Nov 16, 2007
Late in October of 2007, a story hit the news wires about people getting raided by local SWAT teams because someone had called up the local 911 services and claimed that gang wars had broken out, heavily armed people on drugs had killed their families, and stuff like that. Some pretty bad things went down as a result, and as one would expect law enforcement doesn't take kindly to anyone monkeying around with their communications networks, especially when lots of heavily armed cops wearing body armor are called out as a result. A subsequent investigation revealed that a group of phone phreaks around the country have been behind the so-called jokes that resulted in the homes of a number of innocent families being raided, and the police have repaid the favor in spades. As it turns out, they were using caller ID spoofing techniques to make the calls appear to come from different home addresses, which fooled the 911 call center staff into thinking that something was truly amiss. Interestingly, the group used a number of techniques to pull this off, from good old-fashioned social engineering over the phone to what appears to be cracking the switches that route calls from point to point. In some instances, systems were supposedly compromised so deeply that members of the group could listen in on phone calls elsewhere, probably by enabling and abusing the three-way calling functionality of those telephony switches.
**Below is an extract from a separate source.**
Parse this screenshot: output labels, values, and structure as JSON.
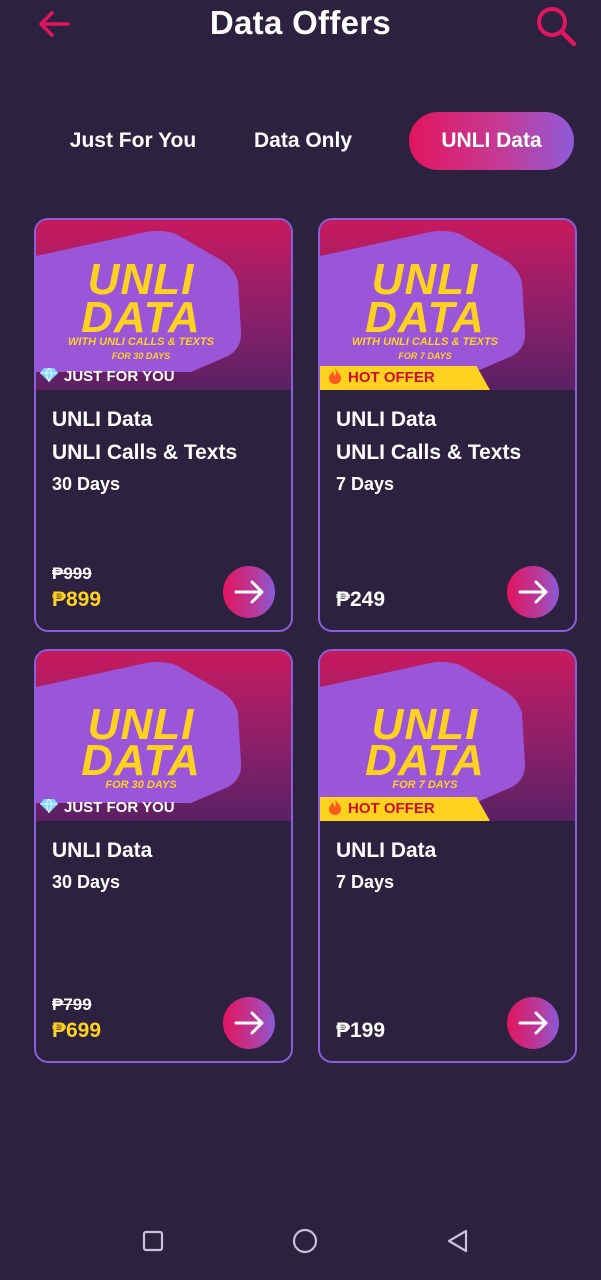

Another member of the group had access to LexisNexis and was doing go-tos on at least some of the targets, either to figure out the address to spoof or to determine how best to fuck with the targets.